● Exercise details:
Look through the listing below and report the lines that have the word "title" in them.

= Beginning of Section =

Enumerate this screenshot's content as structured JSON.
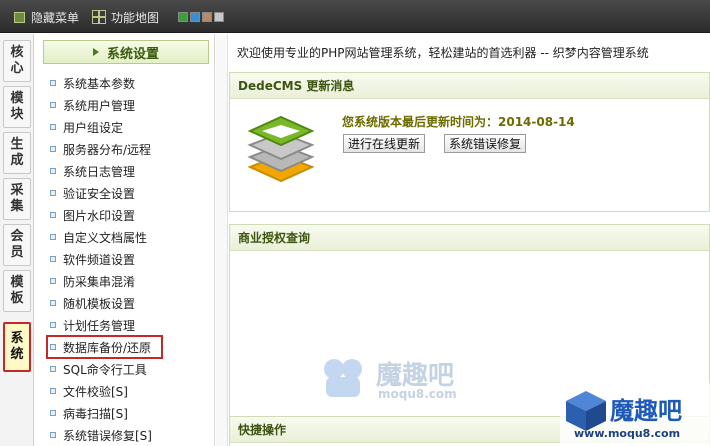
{
  "topbar": {
    "hide_menu": "隐藏菜单",
    "function_map": "功能地图",
    "swatch_colors": [
      "#3aa03a",
      "#3a8fd0",
      "#b88a6a",
      "#c8c8c8"
    ]
  },
  "vtabs": [
    {
      "c1": "核",
      "c2": "心"
    },
    {
      "c1": "模",
      "c2": "块"
    },
    {
      "c1": "生",
      "c2": "成"
    },
    {
      "c1": "采",
      "c2": "集"
    },
    {
      "c1": "会",
      "c2": "员"
    },
    {
      "c1": "模",
      "c2": "板"
    },
    {
      "c1": "系",
      "c2": "统"
    }
  ],
  "menu": {
    "header": "系统设置",
    "items": [
      "系统基本参数",
      "系统用户管理",
      "用户组设定",
      "服务器分布/远程",
      "系统日志管理",
      "验证安全设置",
      "图片水印设置",
      "自定义文档属性",
      "软件频道设置",
      "防采集串混淆",
      "随机模板设置",
      "计划任务管理",
      "数据库备份/还原",
      "SQL命令行工具",
      "文件校验[S]",
      "病毒扫描[S]",
      "系统错误修复[S]"
    ]
  },
  "main": {
    "welcome": "欢迎使用专业的PHP网站管理系统，轻松建站的首选利器 -- 织梦内容管理系统",
    "update_panel": {
      "title": "DedeCMS 更新消息",
      "last_update": "您系统版本最后更新时间为：2014-08-14",
      "btn_online_update": "进行在线更新",
      "btn_repair": "系统错误修复"
    },
    "license_panel": {
      "title": "商业授权查询"
    },
    "quick_panel": {
      "title": "快捷操作"
    }
  },
  "watermark": {
    "center_cn": "魔趣吧",
    "center_url": "moqu8.com",
    "corner_cn": "魔趣吧",
    "corner_url": "www.moqu8.com"
  }
}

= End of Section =

● Worked solution:
      "title": "DedeCMS 更新消息",
      "title": "商业授权查询"
      "title": "快捷操作"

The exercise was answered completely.